What is it?
You’ll likely notice the X2 the first time you see one because while it’s slightly more compact than the X1, whose wheelbase it shares, it also has the styling to create a bit of visual impact. Most versions of the car, unlike the M Sport-trim example we tested, have two-tone paintjobs, and there are optional alloy wheel sizes ranging all the way up to 20in.
All X2s get an extra BMW roundel on the C-pillar, too. BMW certainly wants to get your attention with this car and is pitching it as a “bold, rebellious, alternative choice”. The irony of such a positioning for yet another premium crossover SUV in these past twelve months is, of course, about as plain as that extra blue-and-white propeller on the car’s rump.
The X2’s engine range is a slightly truncated one at launch, with only 2.0-litre, four-cylinder turbocharged petrol and diesel motors available for the time being, with power outputs ranging from 148 to 189bhp.

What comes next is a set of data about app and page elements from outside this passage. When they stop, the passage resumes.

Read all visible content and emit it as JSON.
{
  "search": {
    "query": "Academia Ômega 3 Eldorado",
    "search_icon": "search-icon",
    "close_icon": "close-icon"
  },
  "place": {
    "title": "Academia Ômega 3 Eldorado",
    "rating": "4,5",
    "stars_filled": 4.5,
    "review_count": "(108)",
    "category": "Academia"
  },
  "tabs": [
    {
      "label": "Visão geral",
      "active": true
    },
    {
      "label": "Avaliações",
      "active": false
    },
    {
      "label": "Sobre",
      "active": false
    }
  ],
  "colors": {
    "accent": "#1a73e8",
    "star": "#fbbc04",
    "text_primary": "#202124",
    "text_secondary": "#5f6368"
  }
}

Your options on driven wheels are defined by your preference on engine, as are those on transmissions. All 20i petrols are front-wheel-drive and come with a seven-speed twin-clutch automatic gearbox; all 20d diesels have four-wheel drive and eight-speed autos; and there’s an 18d model coming in manual or auto form as a front-driver or in manual-only form as an xDrive.
The X2 has a lower roofline than the X1 and runs with firmer suspension settings in order to make for its handling more agile than that of the X1 – a car which, by crossover standards, is already pretty agile. The M Sport trim of the X2 test car for our first UK drive, meanwhile, made the suspension shorter and firmer still.
Variable Damper Control (VDC) adaptive dampers are an option, while run-flat tyres come as standard on M Sport and M Sport X derivatives but can be avoided if you stick to SE or Sport.